"Through the lens of personal experience, Dr. Armah walks us through the scholarly research on culture, corruption and economics as it applies to the Ghanaian experience. We are left with a partially disappointing picture of a country wealthy in people and resources, but poor in growth but cannot help but imagine that Ghana has turned a corner and that history may well turn out to be kind to the country Dr. Armah clearly loves."-Kenneth Leonard, Associate Professor, University of Maryland at College Park
"Management consultants and corporate leadership experts have often verified Peter Drucker's observation that 'culture eats strategy for breakfast.' This book represents a heartfelt effort to recognize and grapple with the power of culture over economic strategy and development policy. Stephen Armah's reflections on Ghanaian experiences reveal how a deeper appreciation of culture and mindset can help us understand the persistence of corruption and elements of a path forward."
-Alex Winter-Nelson, Director of ACES Office of International Programs, University of Illinois at Urbana-Champaign
"This book is an interesting introduction to the ways in which culture influences economic growth and productivity in Ghana. Using a combination of revealing anecdotes and citations from the literature Dr. Armah explores the ways that culture can positively, and negatively, impact the institutions that are necessary to allow a country to thrive. Aspects of culture that are a hindrance cannot be changed immediately, but can, over time, adapt to improve the country."
-Erik Cheever, Professor, Department of Engineering, Swarthmore College
"An easy and thought provoking read! It contains a bold message that I expect will facilitate an important conversation not only in Ghana but across Africa."
-Saweda Liverpool-Tasie, Associate Professor of Agricultural, Food, and Resource Economics, Michigan State University

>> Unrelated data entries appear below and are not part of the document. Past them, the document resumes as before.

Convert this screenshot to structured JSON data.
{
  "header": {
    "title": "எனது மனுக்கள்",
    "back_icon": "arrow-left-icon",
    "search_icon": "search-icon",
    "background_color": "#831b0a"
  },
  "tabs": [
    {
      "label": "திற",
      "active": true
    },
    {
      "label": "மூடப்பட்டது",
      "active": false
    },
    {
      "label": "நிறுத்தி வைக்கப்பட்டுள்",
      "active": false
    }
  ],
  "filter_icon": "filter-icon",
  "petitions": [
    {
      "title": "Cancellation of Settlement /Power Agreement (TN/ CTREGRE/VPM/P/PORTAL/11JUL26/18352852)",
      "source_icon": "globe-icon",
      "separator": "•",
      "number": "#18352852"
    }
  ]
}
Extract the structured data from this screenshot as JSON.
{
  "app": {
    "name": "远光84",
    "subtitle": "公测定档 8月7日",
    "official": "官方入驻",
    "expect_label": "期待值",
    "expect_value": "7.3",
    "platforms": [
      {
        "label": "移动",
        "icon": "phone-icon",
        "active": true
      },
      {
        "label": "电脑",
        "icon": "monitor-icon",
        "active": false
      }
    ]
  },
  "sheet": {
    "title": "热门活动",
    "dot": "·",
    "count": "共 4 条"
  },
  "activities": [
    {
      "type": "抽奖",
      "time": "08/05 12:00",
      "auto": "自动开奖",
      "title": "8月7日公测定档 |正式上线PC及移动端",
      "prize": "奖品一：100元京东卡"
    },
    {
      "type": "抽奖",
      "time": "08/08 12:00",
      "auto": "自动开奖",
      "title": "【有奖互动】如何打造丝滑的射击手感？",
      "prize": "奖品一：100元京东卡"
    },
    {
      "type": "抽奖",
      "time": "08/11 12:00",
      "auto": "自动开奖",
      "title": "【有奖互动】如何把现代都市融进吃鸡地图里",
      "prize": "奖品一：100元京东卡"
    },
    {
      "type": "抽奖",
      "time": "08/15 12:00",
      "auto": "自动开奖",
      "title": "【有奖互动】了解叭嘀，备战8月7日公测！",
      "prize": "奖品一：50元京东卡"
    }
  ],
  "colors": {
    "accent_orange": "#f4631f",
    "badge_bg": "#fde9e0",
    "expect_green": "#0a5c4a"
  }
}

"Armah's thesis is that corruption, economic inefficiency, and weak formal institutions are culturally rooted in Ghana, and that the real work of development involves changing the worldviews that give life events their meaning and determine how people respond to formal policies and institutions. This is a controversial argument that will provoke lively debate. Armah's book puts the literature on economic development and culture into dialogue with stories of life in post-independence Ghana."
-Stephen A. O'Connell, Gil and Frank Mustin Professor of Economics, Swarthmore College
Using Ghana as a case study, this book argues that local culture and tradition play a role in shaping economic institutions that operate in a country. This book focuses on how certain cultural practices lead to an environment more susceptible to cronyism and corruption. The book then discusses the relationship between culture and rampant corruption, and how these in sum have harmed Ghana's economic development.
"I have no doubt that culture, in terms of attitudes, values, norms and behavior, is the single most important explanatory factor in Ghana's underdevelopment. It explains the widespread corruption, poor work ethic and indiscipline. These are the issues Stephen Armah courageously takes on in this book as needing to be addressed in Ghana's development." -Stephen Adei, Professor Emeritus, Ashesi University
"Stephen Armah's Nurturing Sustainable Prosperity in West Africa explores and interprets the economics, transnational organizations, socio-cultural politics as contexts and processes for understanding corruption in Ghana, in particular and Africa as a whole. Focusing on the continuous transactions among Ghanaians with reference to their social and personal obligations against the backdrop of the pervasive corruption exemplified in his case studies, Armah clearly explains the process of constructing socio-political mores and policies to remedy or root out chronic corruption. Armah examines the institutionalized and non-formal customary practices that engender nepotism, absenteeism, lawlessness and general malaise that hamper development. The book provides an important analysis and solutions to corruption. It will be of interest to not only to scholars of economics but also, to the general reader, policymakers and servant- leaders in contemporary Africa." -Pashington Obeng, Dean of the Faculty of Arts and Science, Ashesi University
Stephen Armah is Chair of the Business Administration Department at Ashesi University, Ghana. Stephen is also the Director of the Ashesi Economics Lecture Series, the Director for the Business Department's Capstone Research and the Institution's Liaison for the Global Liberal Arts Association. He is the author of several articles in development economics, focusing on institutions, inflation, foreign aid and the economics of the cocoa sector.